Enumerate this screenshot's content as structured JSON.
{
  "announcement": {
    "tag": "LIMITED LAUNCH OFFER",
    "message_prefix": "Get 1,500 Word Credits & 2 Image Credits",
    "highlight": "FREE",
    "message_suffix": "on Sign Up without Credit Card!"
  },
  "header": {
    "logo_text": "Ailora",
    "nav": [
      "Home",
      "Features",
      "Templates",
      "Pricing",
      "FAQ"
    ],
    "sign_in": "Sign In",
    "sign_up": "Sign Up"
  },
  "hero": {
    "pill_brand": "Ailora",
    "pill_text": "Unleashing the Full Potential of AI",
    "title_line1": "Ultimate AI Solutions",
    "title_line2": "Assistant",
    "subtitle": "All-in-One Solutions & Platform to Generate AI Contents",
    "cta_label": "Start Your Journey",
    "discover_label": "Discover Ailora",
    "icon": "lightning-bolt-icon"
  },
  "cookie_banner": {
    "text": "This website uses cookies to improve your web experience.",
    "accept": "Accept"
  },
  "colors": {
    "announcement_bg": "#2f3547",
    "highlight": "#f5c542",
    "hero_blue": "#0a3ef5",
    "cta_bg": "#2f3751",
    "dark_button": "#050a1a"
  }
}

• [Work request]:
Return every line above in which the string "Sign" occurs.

• [Task solution]:
    "message_suffix": "on Sign Up without Credit Card!"
    "sign_in": "Sign In",
    "sign_up": "Sign Up"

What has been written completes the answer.